He co-developed with Rev. Rodrigo Calixtro and American Baptist Minister Harold Watson the now internationally-famous Sloping Agricultural Land Technology (SALT).
Today, SALT is a widely adopted agricultural development strategy for the uplands throughout the world. It is a package of technology on soil conservation and on food production. Up to 25 countries in Asia, Africa, and Central America have adopted this method.
At the foot of Mt. Apo in Kinuskusan, Bansalan, Davao del Sur, Laquihon also developed the Mountain Integrated Development and Stewardship (MIDAS) project, the first “natural farming” model in the Philippine uplands. This is a crop-livestock integrated farming scheme that aims to conserve and rejuvenate the soil and make the land sustainably productive. The MIDAS strategy includes the regeneration of indigenous species in the farm plus the integration of SALT.
Laquihon used to be president of Mt. Carmel Development Academy; member of the board of trustees of Asian Rural Life Development Foundation, MBRLC, and Kinuskusan Multi-Purpose Cooperative; and treasurer of Bansalan Cable TV and Communications.
His other recognitions include the Distinguished Centralian Award in 1992 and the Marquiz Who’s Who in the World in 1996, to name a few.
He also taught his sons that there is fun in acronyms. He named MBRLC’s mission as REDEEM (Research, Extension, Development, Education, Evangelism); FAITH as Food Always In The Home gardening; and, BOOST as Baptist Out of School Training program. He called their home Laquihon’s BEST (Balay, Eskwelahan, Simbahan, and Tapokanan). His children later called him “Dad Wal”, or “Winner, Adorable, and Loving father”.
Laquihon was an incomparable father and husband. He led his children in living the Christian way, provided them their every need and showed them their choices in life. He lived the good life. Tragedy, however, struck in 2010 when he was diagnosed with stage four prostate cancer at the age of 67.
Though he was informed by his doctors that he would survive for only six months, he persisted with his mission and fought against the disease. Like a gift from above, he survived for almost two years, continuing to minister on others instead of having others serve him. The disease physically disconnected him from the community, but he always communicated, did follow-ups, and had those he was working with visit him home instead.
The disease inevitably took a toll over his aging body. He could hardly walk. But the family’s small bamboo hut in Davao City was a mute witness to how he struggled not to lose contact with the community he cared for. Built per his request, the cozy hut was a place for him to meet with friends and for administrative transactions.
People he touched love and could not forget Laquihon. His selfless acts for the communities he served brought him and his family closer to their hearts.
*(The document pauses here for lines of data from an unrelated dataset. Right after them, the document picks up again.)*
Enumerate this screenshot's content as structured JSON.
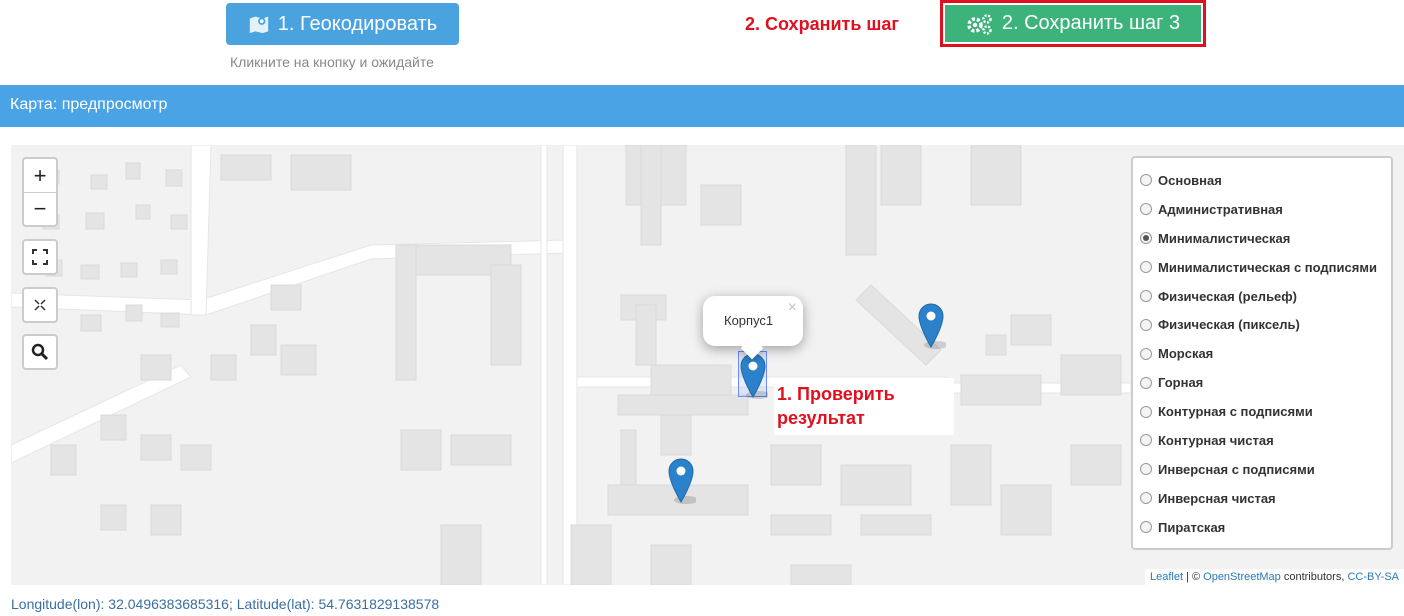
{
  "toolbar": {
    "geocode_label": "1. Геокодировать",
    "geocode_hint": "Кликните на кнопку и ожидайте",
    "step2_annotation": "2. Сохранить шаг",
    "save_label": "2. Сохранить шаг 3"
  },
  "panel": {
    "title": "Карта: предпросмотр"
  },
  "map": {
    "zoom_in": "+",
    "zoom_out": "−",
    "popup_text": "Корпус1",
    "popup_close": "×",
    "annotation_line1": "1. Проверить",
    "annotation_line2": "результат",
    "layers": [
      {
        "label": "Основная",
        "selected": false
      },
      {
        "label": "Административная",
        "selected": false
      },
      {
        "label": "Минималистическая",
        "selected": true
      },
      {
        "label": "Минималистическая с подписями",
        "selected": false
      },
      {
        "label": "Физическая (рельеф)",
        "selected": false
      },
      {
        "label": "Физическая (пиксель)",
        "selected": false
      },
      {
        "label": "Морская",
        "selected": false
      },
      {
        "label": "Горная",
        "selected": false
      },
      {
        "label": "Контурная с подписями",
        "selected": false
      },
      {
        "label": "Контурная чистая",
        "selected": false
      },
      {
        "label": "Инверсная с подписями",
        "selected": false
      },
      {
        "label": "Инверсная чистая",
        "selected": false
      },
      {
        "label": "Пиратская",
        "selected": false
      }
    ],
    "attribution": {
      "leaflet": "Leaflet",
      "sep": " | © ",
      "osm": "OpenStreetMap",
      "contributors": " contributors, ",
      "license": "CC-BY-SA"
    },
    "marker_color": "#2b82cb"
  },
  "coords": "Longitude(lon): 32.0496383685316; Latitude(lat): 54.7631829138578",
  "colors": {
    "primary": "#4aa3df",
    "success": "#3db37c",
    "annotation": "#e0101f"
  }
}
This can be measured by the throng who visited him at his workplace, at home, and even during his hospitalization and his wake.
Up to his last days, his will never faltered. A fan of singing, he belted out the line “Going home, tell all my friends that I am going home” with Janoz XN Yesu a day before he died. (Chrisley Ann Hinayas/Ramon Aboitiz Foundation Inc.)
The Ramon Aboitiz Foundation (RAFI) is now accepting nominations for the 6th RAFI Triennial Awards for the Ramon Aboitiz Award for Exemplary Individual and the Eduardo Aboitiz Award for Outstanding Institution.
Nominations are also accepted from government agencies, non-government organizations, people’s organizations, civil society, academe, and the business sector. Self-nomination is discouraged.
Nomination forms should be submitted to: RAFI Triennial Awards Secretariat, 35 Lopez Jaena Street, Cebu City, 6000.
Online nomination forms can also be accessed through RAFI’s website at www.rafi.org.ph/event/nomination-form.
Deadline of nominations is on December 15, 2013.
For more information about the RAFI Triennial Awards, please contact (032) 418-7234 loc. 109 and look for Cathy Margate or e-mail email@example.com, or visit www.rafi.org.ph/triennialawards or www.facebook.com/rafi.org.ph, or follow @rafiorgph on Twitter.